                The results were amazing!! (Thank heavens!)
                I suspect the little one developed diarrhea because we may have overfed the kiddo and overtaxed the helpful bacteria in the gut. We went to feedings every 3 hours, which has also helped.

                Just wondering if metronidazole is ever used in situations like Al Capshaw has unfortunately experienced.
                Marsha (7-28-50), MVP 1990/MVR (St. Jude) & ASD repair 6/24/03 Baylor University Medical Center, Dallas Texas. Hometesting since 11/03, first with ProTime 3, now with INRatio.
                John (3-13-46), MV repair 5/10/07, Dallas Presbyterian, port-access incision, Dr. William Ryan. Chordae ruptured 12/05 in car crash.

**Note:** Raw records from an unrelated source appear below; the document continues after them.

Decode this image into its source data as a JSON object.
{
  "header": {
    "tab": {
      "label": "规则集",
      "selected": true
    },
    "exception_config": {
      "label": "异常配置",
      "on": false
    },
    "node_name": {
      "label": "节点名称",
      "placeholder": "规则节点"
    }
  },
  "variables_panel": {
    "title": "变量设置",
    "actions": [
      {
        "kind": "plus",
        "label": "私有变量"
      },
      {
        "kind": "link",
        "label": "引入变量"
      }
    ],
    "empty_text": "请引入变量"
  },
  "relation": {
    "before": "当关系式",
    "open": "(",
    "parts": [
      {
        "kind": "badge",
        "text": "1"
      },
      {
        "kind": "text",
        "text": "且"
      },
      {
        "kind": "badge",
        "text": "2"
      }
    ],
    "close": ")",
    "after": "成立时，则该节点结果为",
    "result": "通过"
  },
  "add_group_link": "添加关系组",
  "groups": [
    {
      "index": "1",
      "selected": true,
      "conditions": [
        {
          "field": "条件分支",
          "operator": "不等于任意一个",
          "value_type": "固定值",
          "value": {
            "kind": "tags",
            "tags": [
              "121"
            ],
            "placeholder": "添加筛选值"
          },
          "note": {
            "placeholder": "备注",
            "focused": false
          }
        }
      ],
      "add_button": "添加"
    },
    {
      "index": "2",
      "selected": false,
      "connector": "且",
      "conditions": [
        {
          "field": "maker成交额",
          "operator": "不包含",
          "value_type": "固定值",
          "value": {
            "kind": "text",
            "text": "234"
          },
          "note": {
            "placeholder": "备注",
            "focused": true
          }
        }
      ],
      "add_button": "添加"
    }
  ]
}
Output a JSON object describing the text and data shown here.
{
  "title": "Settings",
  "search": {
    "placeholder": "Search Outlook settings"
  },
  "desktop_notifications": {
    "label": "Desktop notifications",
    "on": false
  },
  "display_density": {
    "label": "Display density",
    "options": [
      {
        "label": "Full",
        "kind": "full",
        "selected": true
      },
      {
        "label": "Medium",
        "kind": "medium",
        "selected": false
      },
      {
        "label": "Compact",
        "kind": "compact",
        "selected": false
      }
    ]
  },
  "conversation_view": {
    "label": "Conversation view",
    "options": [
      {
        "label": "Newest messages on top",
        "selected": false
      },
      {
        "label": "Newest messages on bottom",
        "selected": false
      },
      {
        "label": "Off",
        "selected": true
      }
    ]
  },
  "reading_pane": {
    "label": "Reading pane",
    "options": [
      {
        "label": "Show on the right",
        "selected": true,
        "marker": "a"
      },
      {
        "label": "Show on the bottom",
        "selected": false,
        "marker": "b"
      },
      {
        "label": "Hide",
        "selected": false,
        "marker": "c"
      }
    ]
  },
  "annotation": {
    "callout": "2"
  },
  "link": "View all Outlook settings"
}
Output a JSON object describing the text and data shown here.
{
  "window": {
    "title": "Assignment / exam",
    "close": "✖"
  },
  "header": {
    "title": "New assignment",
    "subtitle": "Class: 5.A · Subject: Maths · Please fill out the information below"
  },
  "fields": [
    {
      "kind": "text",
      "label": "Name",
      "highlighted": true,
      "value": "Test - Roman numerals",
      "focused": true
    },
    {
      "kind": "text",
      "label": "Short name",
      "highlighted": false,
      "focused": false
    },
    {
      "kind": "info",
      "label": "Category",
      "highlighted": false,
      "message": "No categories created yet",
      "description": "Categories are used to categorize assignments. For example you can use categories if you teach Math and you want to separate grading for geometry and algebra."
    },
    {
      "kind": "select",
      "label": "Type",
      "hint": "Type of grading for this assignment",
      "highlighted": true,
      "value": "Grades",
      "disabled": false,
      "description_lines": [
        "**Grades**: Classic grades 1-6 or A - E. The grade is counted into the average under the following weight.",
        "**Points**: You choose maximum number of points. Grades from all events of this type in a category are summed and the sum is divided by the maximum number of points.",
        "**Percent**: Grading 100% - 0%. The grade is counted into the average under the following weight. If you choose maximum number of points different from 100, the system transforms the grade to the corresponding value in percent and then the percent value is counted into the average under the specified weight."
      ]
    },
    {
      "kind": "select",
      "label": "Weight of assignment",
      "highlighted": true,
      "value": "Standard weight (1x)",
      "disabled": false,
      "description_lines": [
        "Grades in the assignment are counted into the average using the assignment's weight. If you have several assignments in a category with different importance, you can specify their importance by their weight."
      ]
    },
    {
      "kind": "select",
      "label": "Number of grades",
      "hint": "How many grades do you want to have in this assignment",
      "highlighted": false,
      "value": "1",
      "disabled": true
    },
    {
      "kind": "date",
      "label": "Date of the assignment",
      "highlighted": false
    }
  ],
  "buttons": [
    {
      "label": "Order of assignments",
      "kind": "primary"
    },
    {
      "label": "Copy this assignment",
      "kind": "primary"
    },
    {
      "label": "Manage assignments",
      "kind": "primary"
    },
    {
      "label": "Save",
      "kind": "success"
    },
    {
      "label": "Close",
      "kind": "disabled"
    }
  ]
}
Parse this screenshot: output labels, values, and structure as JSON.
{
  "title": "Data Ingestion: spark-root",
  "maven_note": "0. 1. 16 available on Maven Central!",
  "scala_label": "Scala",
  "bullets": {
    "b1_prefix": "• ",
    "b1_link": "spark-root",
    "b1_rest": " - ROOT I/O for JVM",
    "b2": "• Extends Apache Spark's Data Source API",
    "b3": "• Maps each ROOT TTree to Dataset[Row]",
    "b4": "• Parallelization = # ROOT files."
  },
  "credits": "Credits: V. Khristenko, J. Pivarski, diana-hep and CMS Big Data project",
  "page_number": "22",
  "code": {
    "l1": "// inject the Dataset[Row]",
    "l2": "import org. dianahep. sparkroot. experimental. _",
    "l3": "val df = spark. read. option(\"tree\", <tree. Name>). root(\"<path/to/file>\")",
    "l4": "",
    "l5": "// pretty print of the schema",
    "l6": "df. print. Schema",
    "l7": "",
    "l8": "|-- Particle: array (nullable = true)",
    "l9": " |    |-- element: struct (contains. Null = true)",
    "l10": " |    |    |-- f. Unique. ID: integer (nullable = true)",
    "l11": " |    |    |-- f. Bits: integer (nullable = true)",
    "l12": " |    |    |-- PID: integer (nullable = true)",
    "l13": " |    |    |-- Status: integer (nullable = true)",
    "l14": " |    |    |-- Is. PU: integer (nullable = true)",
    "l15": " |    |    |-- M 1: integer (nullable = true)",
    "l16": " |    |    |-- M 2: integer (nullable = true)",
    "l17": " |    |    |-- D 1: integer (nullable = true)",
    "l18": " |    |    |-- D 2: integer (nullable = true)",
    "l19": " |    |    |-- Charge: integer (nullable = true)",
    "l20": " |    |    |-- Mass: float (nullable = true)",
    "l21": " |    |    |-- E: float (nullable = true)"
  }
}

                • #9
                  yes it is prescribed for humans too. it is anamebicide that works well in the GI tract. used for liver abscesses,prevention of post-op infections in "contaminated areas" (after colonrectal surgery), and bacterial infections caused by microorganisms. give with food to decrease GI problems. urine may turn dark or red-brown. it DOES interact with coumadin. hope this helps.


                  • #10
                    Flagyl is technically not an antibiotic but an antibacterial. The difference is that antibiotics are produced, at least in part, by microorganisms while antibacterials are synthetically produced. As far as diarrhea is concerned, metronidazole, for humans, is usually reserved for diarrhea caused by Clostridium difficile. This is a particularly nasty organism that becomes prominent after someone requires antibiotics for a long period of time.

                    Any generic name that ends in -azole is likely to cause the INR to increase.


                    • #11
                      Nice to know

                      It's nice to finally have a place where my questions are answered (have wondered about the diarhea ( :rolleyes: ) myself) but guess I should have my INR checked Monday since I don't have that prob any more. It's a great thing that I found ya'll. Looking forward to learning about my future (as the case may be).